Today’s ‘Wise Men’ will patronisingly pronounce that there were two sides to the conflict, one side was as bad as the other. But there was not an equivalence between those defenders within the Four Courts’ walls and those attackers outside. There was a difference between those who fought for a proud unbroken nation and those who fought for a newly established state subservient to the British empire. There was a difference between those who had taken an oath to The Republic and those who had sworn allegiance to a foreign king. There was a difference between those who fought for the Republic and those who fought to destroy it. There was a difference between those prisoners who were tied to a mine at Ballyseedy and those who detonated it. There was a difference between those who faced the firing squad and those who fired the deadly volley. There was a difference between those teenage prisoners found dumped in Dublin’s ditches and those who put British supplied bullets in the heads. There was difference between those who were tortured and their tormentors. There was a difference between the laws of God and edicts of the bishops. There was a right side and a wrong side in the Civil War. A right side and a wrong side. You gather here today because you are proud to declare which was the right side and which was the wrong side, proud to remember what others would forget, what other would have you forget.
To the easily persuaded Michael Collins, Arthur Griffith and those who followed them into the Empire, Fr Michael O’Flanagan would address the immortal words, ‘They have fooled you again’. They were indeed fooled by Britain, they were mesmerised by the trappings of power, seduced by their newly found status, they found it easy to sleep on other men’s wounds. Indeed, the prophetic words of Patrick Pearse could be slightly modified to refer to these Irishmen, those men who started the Civil War here at The Four Courts at 4.20am on Wednesday 28th June 1922.

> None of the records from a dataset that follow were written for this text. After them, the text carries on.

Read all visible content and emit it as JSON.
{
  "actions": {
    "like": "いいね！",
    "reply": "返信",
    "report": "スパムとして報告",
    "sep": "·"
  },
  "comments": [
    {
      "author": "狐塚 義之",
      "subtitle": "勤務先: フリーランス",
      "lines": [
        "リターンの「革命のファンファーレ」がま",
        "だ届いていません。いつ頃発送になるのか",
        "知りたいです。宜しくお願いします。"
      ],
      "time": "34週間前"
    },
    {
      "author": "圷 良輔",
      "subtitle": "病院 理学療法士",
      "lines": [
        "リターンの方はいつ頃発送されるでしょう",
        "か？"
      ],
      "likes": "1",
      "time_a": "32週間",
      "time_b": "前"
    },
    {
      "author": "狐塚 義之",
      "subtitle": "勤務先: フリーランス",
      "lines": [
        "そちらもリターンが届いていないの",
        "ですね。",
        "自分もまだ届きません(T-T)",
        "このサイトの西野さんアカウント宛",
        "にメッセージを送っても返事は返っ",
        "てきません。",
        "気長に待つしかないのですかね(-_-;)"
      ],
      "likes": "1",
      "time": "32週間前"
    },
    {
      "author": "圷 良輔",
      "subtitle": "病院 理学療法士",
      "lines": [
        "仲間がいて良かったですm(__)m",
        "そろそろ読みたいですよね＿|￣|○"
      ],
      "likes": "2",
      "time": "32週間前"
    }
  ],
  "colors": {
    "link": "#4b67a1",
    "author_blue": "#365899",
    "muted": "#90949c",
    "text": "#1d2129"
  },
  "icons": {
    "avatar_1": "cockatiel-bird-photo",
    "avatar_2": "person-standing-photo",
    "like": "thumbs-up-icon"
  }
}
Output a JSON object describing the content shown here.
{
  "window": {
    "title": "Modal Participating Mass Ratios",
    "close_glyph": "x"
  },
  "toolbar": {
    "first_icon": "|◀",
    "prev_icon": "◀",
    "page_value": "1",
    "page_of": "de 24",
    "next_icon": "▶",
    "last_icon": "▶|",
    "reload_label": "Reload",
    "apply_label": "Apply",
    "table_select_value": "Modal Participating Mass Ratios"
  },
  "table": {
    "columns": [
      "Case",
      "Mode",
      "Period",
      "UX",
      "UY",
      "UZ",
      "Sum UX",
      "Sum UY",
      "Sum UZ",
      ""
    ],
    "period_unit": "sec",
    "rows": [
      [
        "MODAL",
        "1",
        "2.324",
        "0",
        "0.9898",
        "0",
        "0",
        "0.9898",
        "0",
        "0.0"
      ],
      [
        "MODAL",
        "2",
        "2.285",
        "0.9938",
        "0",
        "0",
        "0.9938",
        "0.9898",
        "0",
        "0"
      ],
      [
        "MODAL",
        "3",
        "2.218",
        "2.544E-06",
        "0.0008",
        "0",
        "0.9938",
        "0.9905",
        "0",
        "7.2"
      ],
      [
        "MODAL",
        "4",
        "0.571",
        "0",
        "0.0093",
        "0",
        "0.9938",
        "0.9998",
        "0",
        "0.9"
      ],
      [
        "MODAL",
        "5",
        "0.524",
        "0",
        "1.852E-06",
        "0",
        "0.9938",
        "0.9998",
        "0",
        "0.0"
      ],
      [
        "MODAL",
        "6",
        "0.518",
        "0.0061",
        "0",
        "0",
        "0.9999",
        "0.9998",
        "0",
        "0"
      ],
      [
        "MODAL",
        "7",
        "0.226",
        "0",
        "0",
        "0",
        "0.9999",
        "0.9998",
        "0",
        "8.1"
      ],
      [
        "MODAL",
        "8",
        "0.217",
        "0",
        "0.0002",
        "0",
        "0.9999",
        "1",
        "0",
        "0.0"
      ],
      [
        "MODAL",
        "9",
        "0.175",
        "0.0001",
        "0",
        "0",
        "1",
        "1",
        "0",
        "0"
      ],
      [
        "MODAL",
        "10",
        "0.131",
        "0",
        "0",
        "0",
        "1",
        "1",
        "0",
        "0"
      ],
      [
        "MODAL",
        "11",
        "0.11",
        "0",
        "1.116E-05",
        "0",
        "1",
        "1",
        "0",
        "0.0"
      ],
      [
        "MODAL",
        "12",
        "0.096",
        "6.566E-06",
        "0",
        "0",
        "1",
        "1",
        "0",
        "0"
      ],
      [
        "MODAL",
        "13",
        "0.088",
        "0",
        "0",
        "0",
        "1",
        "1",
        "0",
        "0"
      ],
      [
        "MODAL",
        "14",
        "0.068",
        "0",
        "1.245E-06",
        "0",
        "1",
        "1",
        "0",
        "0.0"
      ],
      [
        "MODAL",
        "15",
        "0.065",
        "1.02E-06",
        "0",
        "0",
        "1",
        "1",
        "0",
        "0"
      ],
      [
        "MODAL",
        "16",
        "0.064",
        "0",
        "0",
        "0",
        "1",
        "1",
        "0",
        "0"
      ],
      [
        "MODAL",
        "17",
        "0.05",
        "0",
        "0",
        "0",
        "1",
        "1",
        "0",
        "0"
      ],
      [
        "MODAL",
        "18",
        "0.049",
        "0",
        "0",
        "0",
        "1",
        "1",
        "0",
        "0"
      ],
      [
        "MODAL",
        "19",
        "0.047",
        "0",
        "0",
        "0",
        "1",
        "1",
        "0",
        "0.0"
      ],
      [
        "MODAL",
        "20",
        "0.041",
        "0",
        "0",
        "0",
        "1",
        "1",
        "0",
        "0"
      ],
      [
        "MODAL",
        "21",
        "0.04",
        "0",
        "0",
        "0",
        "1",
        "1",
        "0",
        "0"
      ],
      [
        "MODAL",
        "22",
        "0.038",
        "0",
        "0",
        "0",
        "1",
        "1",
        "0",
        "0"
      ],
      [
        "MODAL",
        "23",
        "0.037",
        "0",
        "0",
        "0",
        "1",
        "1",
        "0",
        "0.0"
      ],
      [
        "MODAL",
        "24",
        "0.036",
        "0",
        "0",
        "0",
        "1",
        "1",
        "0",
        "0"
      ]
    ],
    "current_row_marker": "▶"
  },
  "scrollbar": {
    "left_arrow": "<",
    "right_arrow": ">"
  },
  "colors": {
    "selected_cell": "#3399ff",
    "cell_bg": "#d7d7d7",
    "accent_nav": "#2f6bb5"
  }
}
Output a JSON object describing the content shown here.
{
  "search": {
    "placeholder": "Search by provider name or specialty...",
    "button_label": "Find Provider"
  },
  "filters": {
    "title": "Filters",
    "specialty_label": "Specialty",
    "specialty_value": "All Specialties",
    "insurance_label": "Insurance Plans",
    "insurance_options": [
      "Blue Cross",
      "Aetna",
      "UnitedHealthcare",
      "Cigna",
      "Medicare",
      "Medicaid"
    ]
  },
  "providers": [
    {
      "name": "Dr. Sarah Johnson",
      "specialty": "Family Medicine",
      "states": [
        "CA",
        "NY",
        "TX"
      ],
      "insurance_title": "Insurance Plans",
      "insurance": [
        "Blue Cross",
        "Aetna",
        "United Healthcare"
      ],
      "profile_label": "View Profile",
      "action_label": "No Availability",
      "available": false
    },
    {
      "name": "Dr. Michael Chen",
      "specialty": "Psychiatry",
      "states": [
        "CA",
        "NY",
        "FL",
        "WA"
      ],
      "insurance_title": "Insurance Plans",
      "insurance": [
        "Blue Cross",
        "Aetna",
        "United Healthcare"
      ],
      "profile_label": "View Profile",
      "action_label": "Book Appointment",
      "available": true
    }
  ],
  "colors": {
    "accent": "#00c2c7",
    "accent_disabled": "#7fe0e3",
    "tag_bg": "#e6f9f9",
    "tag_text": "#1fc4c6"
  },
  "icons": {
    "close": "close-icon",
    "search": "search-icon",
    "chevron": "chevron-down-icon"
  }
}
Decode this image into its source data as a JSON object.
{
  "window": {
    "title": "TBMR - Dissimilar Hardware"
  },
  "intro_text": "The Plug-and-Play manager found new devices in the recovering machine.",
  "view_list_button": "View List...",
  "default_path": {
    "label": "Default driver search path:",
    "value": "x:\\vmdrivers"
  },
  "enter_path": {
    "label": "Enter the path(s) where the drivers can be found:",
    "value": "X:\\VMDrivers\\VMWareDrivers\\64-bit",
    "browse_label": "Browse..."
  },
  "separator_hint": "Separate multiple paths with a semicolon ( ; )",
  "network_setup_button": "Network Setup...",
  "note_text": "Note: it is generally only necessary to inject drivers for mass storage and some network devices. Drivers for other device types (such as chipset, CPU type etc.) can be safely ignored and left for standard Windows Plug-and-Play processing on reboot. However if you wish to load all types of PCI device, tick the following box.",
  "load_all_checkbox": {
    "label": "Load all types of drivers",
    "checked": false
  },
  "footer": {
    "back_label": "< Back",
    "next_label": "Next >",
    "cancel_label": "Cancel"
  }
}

The fools, the fools, the fools, they have left us (more) of our Fenian dead.
While Ireland holds these graves, Ireland unfree will never be at peace.